The Mobile Heritage Lab participated in the European Archaeological Council (EAC) symposium in Brighton. 50 conference delegates visited the laboratory facilities during their visit to the site of the Long Man of Wilmington. In the lab, Josep Grau-Bové (MRes Assistant Course Director) and Lik Ren-Tai (Mobile Heritage Lab Driver and Lab Technician) explained the research carried out by SEAHA PhD students and displayed some of the props created by students to be used in public engagement activities.
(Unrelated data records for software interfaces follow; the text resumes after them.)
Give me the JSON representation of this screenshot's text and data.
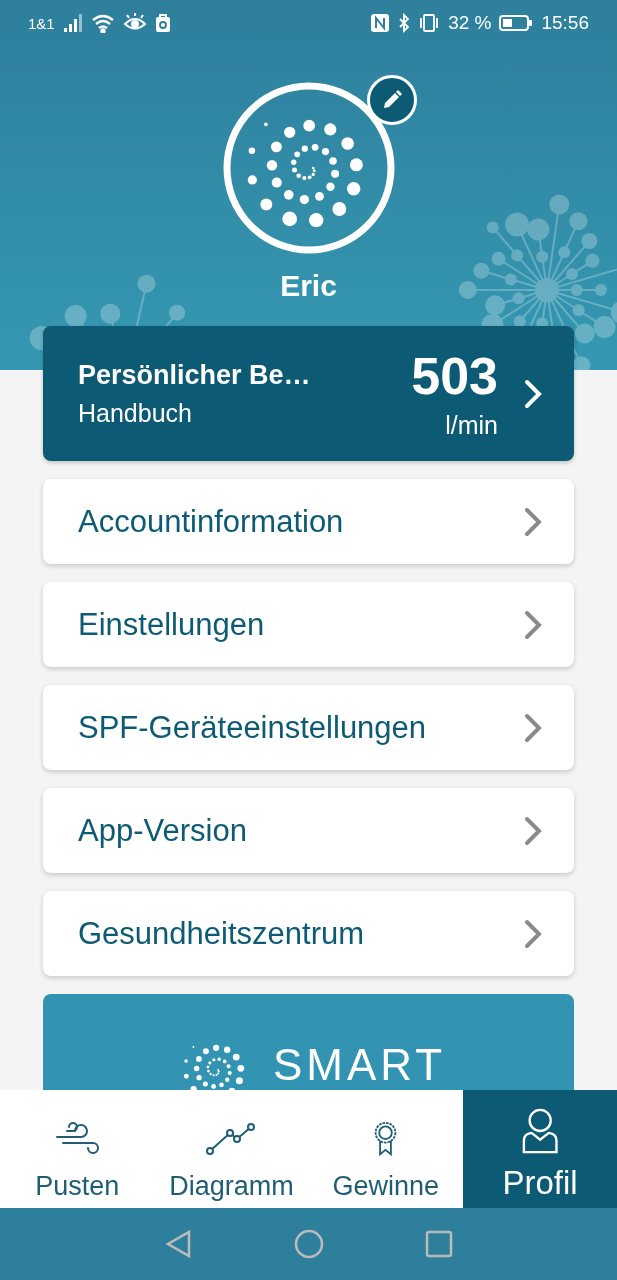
{
  "status_bar": {
    "carrier": "1&1",
    "battery": "32 %",
    "time": "15:56"
  },
  "profile": {
    "name": "Eric"
  },
  "best_value_card": {
    "title": "Persönlicher Be…",
    "subtitle": "Handbuch",
    "value": "503",
    "unit": "l/min"
  },
  "menu": [
    {
      "label": "Accountinformation"
    },
    {
      "label": "Einstellungen"
    },
    {
      "label": "SPF-Geräteeinstellungen"
    },
    {
      "label": "App-Version"
    },
    {
      "label": "Gesundheitszentrum"
    }
  ],
  "logo": {
    "text": "SMART"
  },
  "tabs": [
    {
      "label": "Pusten",
      "selected": false
    },
    {
      "label": "Diagramm",
      "selected": false
    },
    {
      "label": "Gewinne",
      "selected": false
    },
    {
      "label": "Profil",
      "selected": true
    }
  ]
}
For more information regarding the Mobile Heritage Lab, please see the SEAHA website: http://www.seaha-cdt.ac.uk/mobile-heritage-lab/.
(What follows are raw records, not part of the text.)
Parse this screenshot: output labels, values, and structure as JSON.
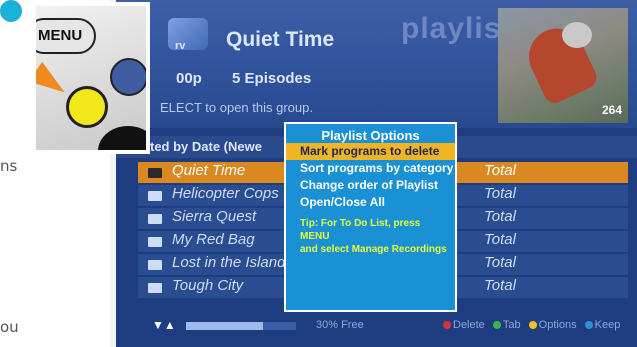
{
  "page_fragments": {
    "left_top": "ns",
    "left_bottom": "ou"
  },
  "screen": {
    "logo": "rv",
    "screen_title": "playlist",
    "group_title": "Quiet Time",
    "time": "00p",
    "episodes": "5 Episodes",
    "hint": "ELECT to open this group.",
    "thumbnail_channel": "264",
    "sort_label": "ted by Date (Newe",
    "rows": [
      {
        "name": "Quiet Time",
        "total": "Total",
        "selected": true
      },
      {
        "name": "Helicopter Cops",
        "total": "Total",
        "selected": false
      },
      {
        "name": "Sierra Quest",
        "total": "Total",
        "selected": false
      },
      {
        "name": "My Red Bag",
        "total": "Total",
        "selected": false
      },
      {
        "name": "Lost in the Island",
        "total": "Total",
        "selected": false
      },
      {
        "name": "Tough City",
        "total": "Total",
        "selected": false
      }
    ],
    "disk": {
      "free_text": "30% Free",
      "used_fraction": 0.7
    },
    "legend": {
      "delete": "Delete",
      "tab": "Tab",
      "options": "Options",
      "keep": "Keep",
      "colors": {
        "delete": "#d8323a",
        "tab": "#39b54a",
        "options": "#f3c21c",
        "keep": "#2f8fd8"
      }
    }
  },
  "popup": {
    "title": "Playlist Options",
    "items": [
      "Mark programs to delete",
      "Sort programs by category",
      "Change order of Playlist",
      "Open/Close All"
    ],
    "tip_line1": "Tip: For To Do List, press MENU",
    "tip_line2": "and select Manage Recordings"
  },
  "remote": {
    "menu_label": "MENU",
    "highlight_color": "#f3e81a"
  }
}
Centre for Doctoral Training in Science and Engineering in Arts Heritage and Archaeology